§ **MATERIAL SUPPLIED**
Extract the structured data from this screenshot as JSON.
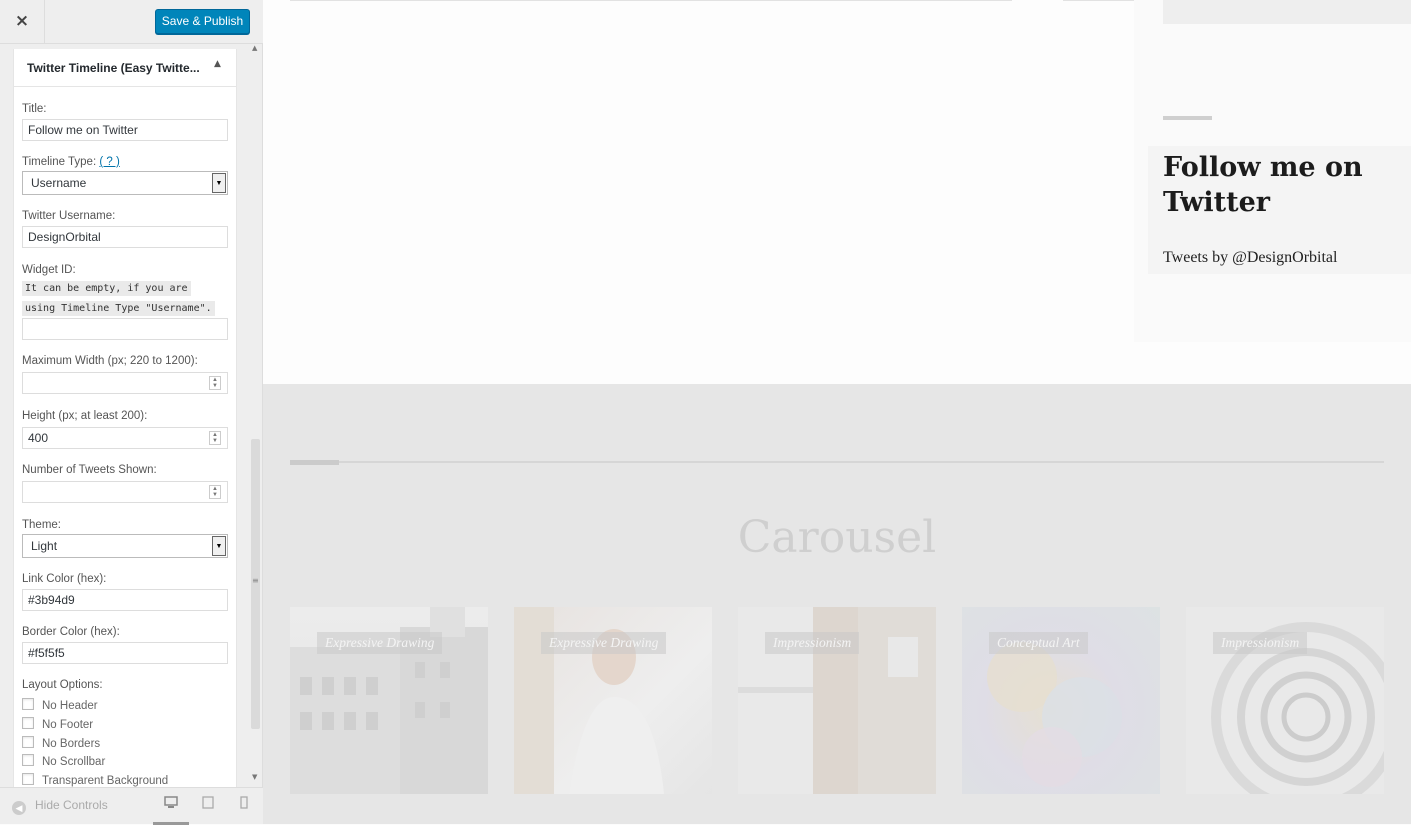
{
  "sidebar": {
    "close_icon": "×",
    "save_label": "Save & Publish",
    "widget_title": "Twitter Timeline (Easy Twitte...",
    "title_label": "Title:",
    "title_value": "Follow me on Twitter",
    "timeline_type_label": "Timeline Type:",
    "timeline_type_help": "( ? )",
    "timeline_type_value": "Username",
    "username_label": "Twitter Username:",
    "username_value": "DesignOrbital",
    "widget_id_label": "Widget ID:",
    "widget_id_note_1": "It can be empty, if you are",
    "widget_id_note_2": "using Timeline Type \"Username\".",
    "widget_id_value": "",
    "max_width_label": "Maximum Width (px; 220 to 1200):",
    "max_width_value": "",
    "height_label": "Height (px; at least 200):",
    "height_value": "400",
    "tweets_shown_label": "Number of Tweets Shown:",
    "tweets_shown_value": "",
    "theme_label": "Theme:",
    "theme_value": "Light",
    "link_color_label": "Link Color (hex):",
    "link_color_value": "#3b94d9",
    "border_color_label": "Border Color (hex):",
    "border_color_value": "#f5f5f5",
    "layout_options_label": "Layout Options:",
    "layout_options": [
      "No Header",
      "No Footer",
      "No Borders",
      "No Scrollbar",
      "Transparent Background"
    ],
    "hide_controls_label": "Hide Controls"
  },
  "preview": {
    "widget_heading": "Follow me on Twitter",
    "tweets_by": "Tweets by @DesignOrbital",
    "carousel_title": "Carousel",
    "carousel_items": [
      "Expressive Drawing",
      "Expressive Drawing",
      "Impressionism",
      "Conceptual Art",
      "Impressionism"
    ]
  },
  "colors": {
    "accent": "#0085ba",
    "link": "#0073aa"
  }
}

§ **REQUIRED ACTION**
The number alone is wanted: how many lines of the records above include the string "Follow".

§ **RESULT OF THE EXERCISE**
2